“The Phase 3 rule is also a blatant attempt to force consumers into purchasing electric vehicles while a national charging infrastructure network remains absent for heavy-duty commercial trucks,” Pugh said. “Professional drivers are skeptical of (electric vehicle) costs, mileage range, battery weight and safety, charging time, and availability. It’s baffling that the EPA is pushing forward with more impractical emissions timelines without first addressing these overwhelming concerns with electric (commercial motor vehicles).”
OOIDA Board Member Monte Wiederhold spoke about the past mistakes the EPA has made with emission standards.
“Downtime became so costly, many truckers lost their businesses and their livelihoods,” Wiederhold said. “Trucks became less reliable. Now we’re told that (electric vehicles) are the way to go.”
Wiederhold brought up how batteries for an electric truck will add several tons to the weight of the truck. Consequently, electric trucks forces truckers to carry less cargo.
“While there is nothing wrong with looking for alternative fuels, it seems this administration seeks punitive measures to force truckers to comply with these standards,” Wiederhold said.
Danny Schnautz, also an OOIDA board member, told the EPA the effects of a truck breaking down, which happens often with new, unproven technology.
“Drivers are affected by breakdowns,” Schnautz said. “The family budget is affected and the family schedule. Another issue is the supply chain, where broken heavy trucks delay loads. We’re all worried about supply chain reliability, and here we are with advanced technologies that fail often.”
Greenhouse Gas Emission Standards for Heavy-Duty Vehicles – Phase 3
The EPA’s proposed emission standards for heavy trucks would require a quarter of new heavy trucks sold in the U.S. to be all-electric by 2032.
According to the EPA’s 717-page proposal, the upfront cost difference between an electric truck and an internal combustion engine truck is $582 for a short-haul daycab tractor. However, that price difference skyrockets to $14,712 for long-haul sleeper cab tractors.
The proposal complements the criteria pollutant standards for model year 2027 and beyond heavy-duty vehicles that EPA finalized in December 2022 and represents the third phase of EPA’s Clean Trucks Plan.
EPA is proposing stronger carbon dioxide standards for model year 2027 heavy-duty vehicles that go beyond the current emission standards that apply under the HD Phase 2 Greenhouse Gas program. EPA is also proposing an additional set of carbon dioxide standards for heavy-duty vehicles that would begin to apply in model year 2028, with progressively lower standards each model year through 2032.

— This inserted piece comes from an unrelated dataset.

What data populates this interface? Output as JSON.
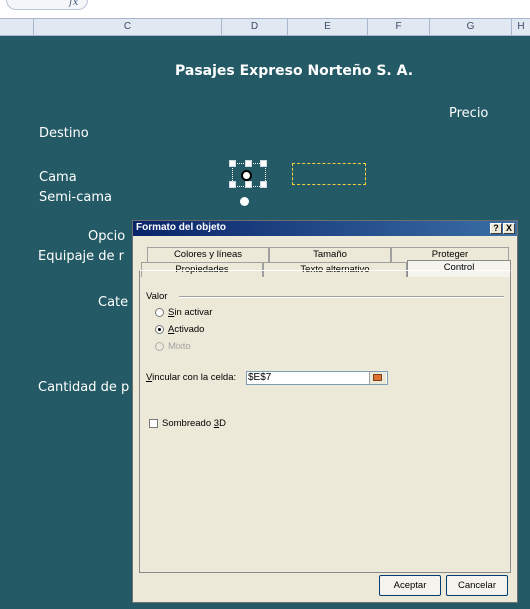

“By proposing the most ambitious pollution standards ever for cars and trucks, we are delivering on the Biden-Harris administration’s promise to protect people and the planet, securing critical reductions in dangerous air and climate pollution, and ensuring significant economic benefits like lower fuel and maintenance costs for families,” EPA Administrator Michael S. Regan said in a statement. LL